|US20060202380 *||Mar 11, 2005||Sep 14, 2006||Rachelle Bentley||Method of making absorbent core structures with undulations|
|US20060204723 *||Mar 11, 2005||Sep 14, 2006||Rachelle Bentley||Method of making absorbent core structures|
|US20060206073 *||Mar 11, 2005||Sep 14, 2006||Crane Patrick L||Insitube-formed absorbent core structures|
|US20070027436 *||Jul 26, 2006||Feb 1, 2007||Yasue Nakagawa||Flexible absorbent article with improved body fit|
|US20070077841 *||Sep 27, 2004||Apr 5, 2007||Matthias Zoch||Absorbent sanitary product|
|US20070078420 *||Dec 8, 2006||Apr 5, 2007||The Procter & Gamble Company||Absorptive product having removable absorbers|
|US20070083181 *||Dec 11, 2006||Apr 12, 2007||Lavon Gary D|
|US20070248708 *||Feb 22, 2007||Oct 25, 2007||Kimberly-Clark Worldwide, Inc.||Apparatus for Making a Reinforced Fibrous Absorbent Member|
|US20070287982 *||Nov 15, 2006||Dec 13, 2007||Richard Worthington Lodge||Disposable wearable absorbent articles with anchoring systems|
|US20100062165 *||Nov 17, 2009||Mar 11, 2010||Migaku Suzuki||Highly absorbent composite and method of making the same|
|US20100062934 *||Nov 17, 2009||Mar 11, 2010||Migaku Suzuki||Highly absorbent composite and method of making the same|

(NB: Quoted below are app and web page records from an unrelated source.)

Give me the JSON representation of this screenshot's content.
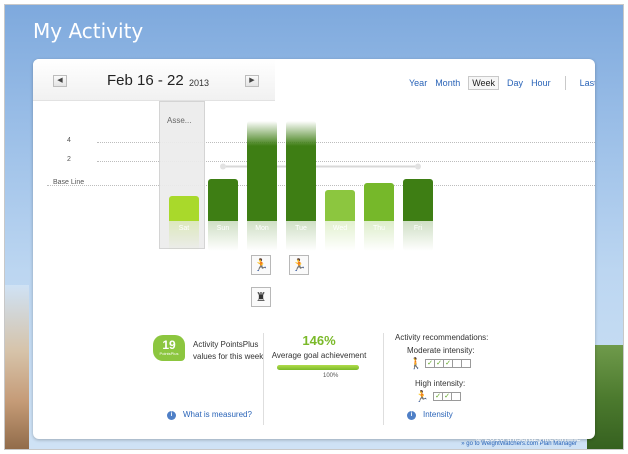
{
  "page": {
    "title": "My Activity"
  },
  "date_nav": {
    "prev_icon": "left-triangle-icon",
    "next_icon": "right-triangle-icon",
    "range_label": "Feb 16 - 22",
    "year": "2013"
  },
  "range_tabs": [
    {
      "label": "Year",
      "active": false
    },
    {
      "label": "Month",
      "active": false
    },
    {
      "label": "Week",
      "active": true
    },
    {
      "label": "Day",
      "active": false
    },
    {
      "label": "Hour",
      "active": false
    }
  ],
  "last_label": "Last",
  "chart_data": {
    "type": "bar",
    "categories": [
      "Sat",
      "Sun",
      "Mon",
      "Tue",
      "Wed",
      "Thu",
      "Fri"
    ],
    "values": [
      1.4,
      2.3,
      5.5,
      5.5,
      1.7,
      2.1,
      2.3
    ],
    "y_ticks": [
      "4",
      "2"
    ],
    "baseline_label": "Base Line",
    "average_line_value": 2.0,
    "ylim": [
      0,
      5.5
    ],
    "colors": [
      "#a9d92b",
      "#3e7e14",
      "#3e7e14",
      "#3e7e14",
      "#8cc63f",
      "#76b82a",
      "#3e7e14"
    ]
  },
  "tooltip": {
    "text": "Asse..."
  },
  "activity_icons": [
    "running-icon",
    "running-icon",
    "strength-icon"
  ],
  "stats": {
    "points_badge": {
      "value": "19",
      "sub": "PointsPlus"
    },
    "points_line1": "Activity PointsPlus",
    "points_line2": "values for this week",
    "what_measured": "What is measured?",
    "goal_pct": "146%",
    "goal_label": "Average goal achievement",
    "goal_fill": 1.0,
    "goal_mark": "100%",
    "rec_title": "Activity recommendations:",
    "moderate_label": "Moderate intensity:",
    "moderate_checks": [
      true,
      true,
      true,
      false,
      false
    ],
    "high_label": "High intensity:",
    "high_checks": [
      true,
      true,
      false
    ],
    "intensity_link": "Intensity"
  },
  "footer_link": "» go to WeightWatchers.com Plan Manager",
  "watermark": "© 2013 thiscrazylifeofmine"
}
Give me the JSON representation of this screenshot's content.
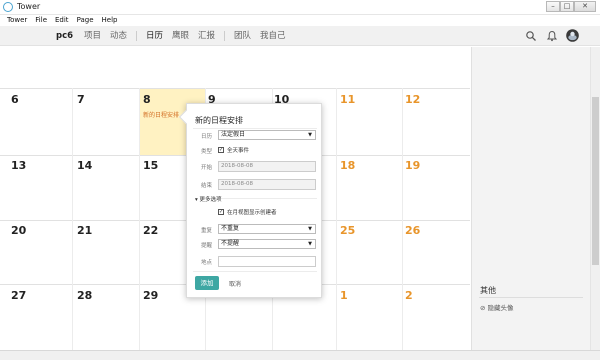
{
  "window": {
    "title": "Tower",
    "min_label": "–",
    "max_label": "□",
    "close_label": "✕"
  },
  "menu": [
    "Tower",
    "File",
    "Edit",
    "Page",
    "Help"
  ],
  "nav": {
    "project": "pc6",
    "items": [
      "项目",
      "动态",
      "日历",
      "鹰眼",
      "汇报",
      "团队",
      "我自己"
    ],
    "active": "日历"
  },
  "calendar": {
    "weeks": [
      {
        "days": [
          "6",
          "7",
          "8",
          "9",
          "10",
          "11",
          "12"
        ]
      },
      {
        "days": [
          "13",
          "14",
          "15",
          "",
          "",
          "18",
          "19"
        ]
      },
      {
        "days": [
          "20",
          "21",
          "22",
          "",
          "",
          "25",
          "26"
        ]
      },
      {
        "days": [
          "27",
          "28",
          "29",
          "",
          "",
          "1",
          "2"
        ]
      }
    ],
    "highlighted_day": "8",
    "event_label": "新的日程安排",
    "weekend_color": "#e8952b",
    "highlight_color": "#fff2c2"
  },
  "dialog": {
    "title": "新的日程安排",
    "date_label": "日历",
    "date_value": "法定假日",
    "type_label": "类型",
    "allday_label": "全天事件",
    "start_label": "开始",
    "start_value": "2018-08-08",
    "end_label": "结束",
    "end_value": "2018-08-08",
    "more_label": "更多选项",
    "show_creator_label": "在月视图显示创建者",
    "repeat_label": "重复",
    "repeat_value": "不重复",
    "remind_label": "提醒",
    "remind_value": "不提醒",
    "location_label": "地点",
    "location_value": "",
    "add_label": "添加",
    "cancel_label": "取消",
    "add_color": "#3ea7a3"
  },
  "sidebar": {
    "title": "其他",
    "link": "隐藏头像"
  }
}
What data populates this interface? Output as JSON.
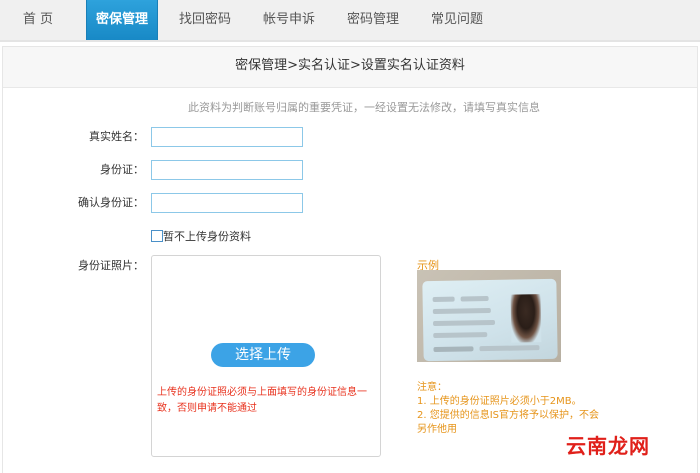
{
  "nav": {
    "items": [
      {
        "label": "首 页"
      },
      {
        "label": "密保管理"
      },
      {
        "label": "找回密码"
      },
      {
        "label": "帐号申诉"
      },
      {
        "label": "密码管理"
      },
      {
        "label": "常见问题"
      }
    ],
    "active_color": "#1a8fd2"
  },
  "panel": {
    "breadcrumb": "密保管理>实名认证>设置实名认证资料",
    "notice": "此资料为判断账号归属的重要凭证，一经设置无法修改，请填写真实信息"
  },
  "form": {
    "real_name_label": "真实姓名：",
    "real_name_value": "",
    "id_label": "身份证：",
    "id_value": "",
    "confirm_id_label": "确认身份证：",
    "confirm_id_value": "",
    "skip_upload_label": "暂不上传身份资料",
    "photo_label": "身份证照片："
  },
  "upload": {
    "button_label": "选择上传",
    "warning": "上传的身份证照必须与上面填写的身份证信息一致，否则申请不能通过"
  },
  "example": {
    "title": "示例",
    "note_title": "注意：",
    "note_1": "1. 上传的身份证照片必须小于2MB。",
    "note_2": "2. 您提供的信息IS官方将予以保护，不会另作他用"
  },
  "watermark": "云南龙网"
}
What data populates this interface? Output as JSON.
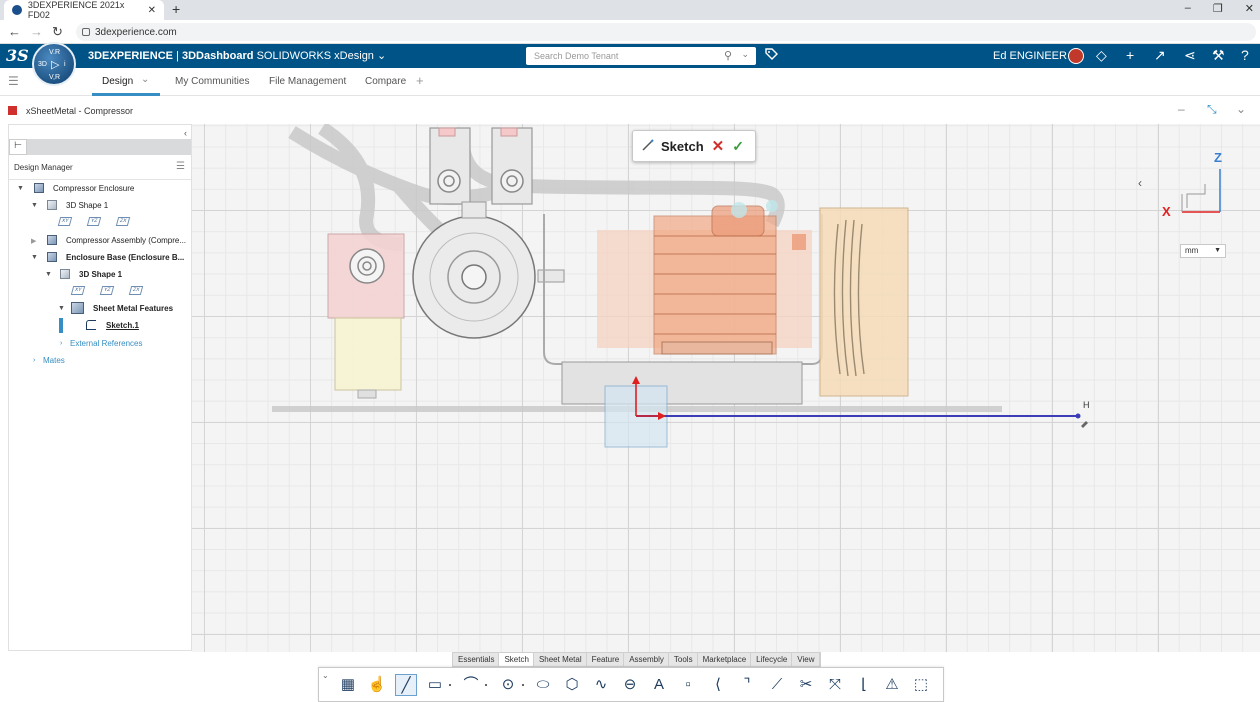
{
  "browser": {
    "tab_title": "3DEXPERIENCE 2021x FD02",
    "tab_close": "✕",
    "new_tab": "+",
    "url": "3dexperience.com",
    "nav_back": "←",
    "nav_forward": "→",
    "nav_reload": "↻",
    "win_min": "–",
    "win_max": "❐",
    "win_close": "✕"
  },
  "header": {
    "brand_logo": "3S",
    "compass": {
      "top": "V.R",
      "left": "3D",
      "center": "▷",
      "right": "i",
      "bottom": "V,R"
    },
    "app_bold": "3DEXPERIENCE",
    "app_sep": " | ",
    "dashboard": "3DDashboard",
    "app_name": "SOLIDWORKS xDesign",
    "app_caret": "⌄",
    "search_placeholder": "Search Demo Tenant",
    "search_icon": "⚲",
    "search_caret": "⌄",
    "tag_icon": "⌂",
    "user_name": "Ed ENGINEER",
    "icons": [
      "tag-plus-icon",
      "add-icon",
      "share-icon",
      "social-icon",
      "tools-icon",
      "help-icon"
    ],
    "icon_glyphs": [
      "◇",
      "+",
      "↗",
      "⋖",
      "⚒",
      "?"
    ]
  },
  "dashboard_tabs": {
    "menu_icon": "☰",
    "items": [
      {
        "label": "Design",
        "active": true
      },
      {
        "label": "My Communities"
      },
      {
        "label": "File Management"
      },
      {
        "label": "Compare"
      }
    ],
    "design_caret": "⌄",
    "add": "+"
  },
  "widget": {
    "title": "xSheetMetal - Compressor",
    "ctl_min": "–",
    "ctl_expand": "⤡",
    "ctl_menu": "⌄"
  },
  "left_panel": {
    "collapse": "‹",
    "tree_btn": "⊢",
    "title": "Design Manager",
    "menu": "☰",
    "tree": [
      {
        "label": "Compressor Enclosure"
      },
      {
        "label": "3D Shape 1"
      },
      {
        "label": "Compressor Assembly  (Compre..."
      },
      {
        "label": "Enclosure Base (Enclosure B..."
      },
      {
        "label": "3D Shape 1"
      },
      {
        "label": "Sheet Metal Features"
      },
      {
        "label": "Sketch.1"
      },
      {
        "label": "External References"
      },
      {
        "label": "Mates"
      }
    ],
    "planes": [
      "XY",
      "YZ",
      "ZX"
    ]
  },
  "canvas": {
    "sketch_label": "Sketch",
    "sketch_cancel": "✕",
    "sketch_ok": "✓",
    "constraint_h": "H",
    "axis_z": "Z",
    "axis_x": "X",
    "view_back": "‹",
    "units": "mm",
    "units_caret": "▼"
  },
  "action_bar": {
    "handle": "⌄",
    "tabs": [
      "Essentials",
      "Sketch",
      "Sheet Metal",
      "Feature",
      "Assembly",
      "Tools",
      "Marketplace",
      "Lifecycle",
      "View"
    ],
    "active_tab": "Sketch",
    "tools": [
      {
        "name": "grid-icon",
        "glyph": "▦"
      },
      {
        "name": "select-icon",
        "glyph": "☝"
      },
      {
        "name": "line-icon",
        "glyph": "╱",
        "active": true
      },
      {
        "name": "rectangle-icon",
        "glyph": "▭",
        "more": true
      },
      {
        "name": "arc-icon",
        "glyph": "⌒",
        "more": true
      },
      {
        "name": "circle-icon",
        "glyph": "⊙",
        "more": true
      },
      {
        "name": "ellipse-icon",
        "glyph": "⬭"
      },
      {
        "name": "polygon-icon",
        "glyph": "⬡"
      },
      {
        "name": "spline-icon",
        "glyph": "∿"
      },
      {
        "name": "slot-icon",
        "glyph": "⊖"
      },
      {
        "name": "text-icon",
        "glyph": "A"
      },
      {
        "name": "point-icon",
        "glyph": "▫"
      },
      {
        "name": "fillet-icon",
        "glyph": "⟨"
      },
      {
        "name": "chamfer-icon",
        "glyph": "⌝"
      },
      {
        "name": "offset-icon",
        "glyph": "⟋"
      },
      {
        "name": "trim-icon",
        "glyph": "✂"
      },
      {
        "name": "extend-icon",
        "glyph": "⤧"
      },
      {
        "name": "convert-icon",
        "glyph": "⌊"
      },
      {
        "name": "constraint-icon",
        "glyph": "⚠"
      },
      {
        "name": "box-icon",
        "glyph": "⬚"
      }
    ]
  }
}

|US20100063470 *||Nov 17, 2009||Mar 11, 2010||Migaku Suzuki||Highly absorbent composite and method of making the same|
|US20100155323 *||Nov 18, 2009||Jun 24, 2010||Weiss Douglas E||Functionalized nonwoven article|
|US20100160888 *||Feb 26, 2010||Jun 24, 2010||Yasue Nakagawa||Flexible Absorbent Article With Improved Body Fit|
|EP0339461A1 *||Apr 19, 1989||Nov 2, 1989||Kimberly-Clark Corporation||Absorbent products containing hydrogels with ability to swell against pressure|
|EP0966977A2||May 14, 1999||Dec 29, 1999||THE PROCTER & GAMBLE COMPANY||Hygienic article comprising hydrophilic adhesive having low surfactant release|
|WO1999063922A1 *||Jun 8, 1999||Dec 16, 1999||Bki Holding Corporation||Absorbent structures having fluid distribution and storage layers|
|WO2008050310A1||Oct 26, 2007||May 2, 2008||The Procter & Gamble Company||Method for using a disposable absorbent article as a swim pant|
|U.S. Classification||604/368, 604/370|
|International Classification||A61F13/49, A61F13/15, A61F13/53, A61F13/496, D04H1/56, D04H1/72|
|Cooperative Classification||A61F13/531, A61F13/15203, A61F2013/530496, A61F2013/15821, A61F13/15642, D04H1/56|
|European Classification||A61F13/531, A61F13/15M3D, D04H1/56B, A61F13/15J|
|Jul 20, 1987||AS||Assignment|
Owner name: MINNESOTA MINING AND MANUFACTURING COMPANY, THE
Free format text: ASSIGNMENT OF ASSIGNORS INTEREST.;ASSIGNORS:WEISMAN, PAUL T.;DAUGHERTY, THOMAS H.;INSLEY, THOMAS I.JR.;REEL/FRAME:004734/0483;SIGNING DATES FROM 19870626 TO 19870701
Owner name: PROCTER & GAMBLE COMPANY, THE,
Free format text: ASSIGNMENT OF ASSIGNORS INTEREST.;ASSIGNORS:WEISMAN, PAUL T.;DAUGHERTY, THOMAS H.;INSLEY, THOMAS I.JR.;REEL/FRAME:004734/0483;SIGNING DATES FROM 19870626 TO 19870701
|Jan 31, 1989||CC||Certificate of correction|
|Sep 30, 1991||FPAY||Fee payment|
Year of fee payment: 4
|Mar 12, 1996||FPAY||Fee payment|
Year of fee payment: 8
|Feb 28, 2000||FPAY||Fee payment|
Year of fee payment: 12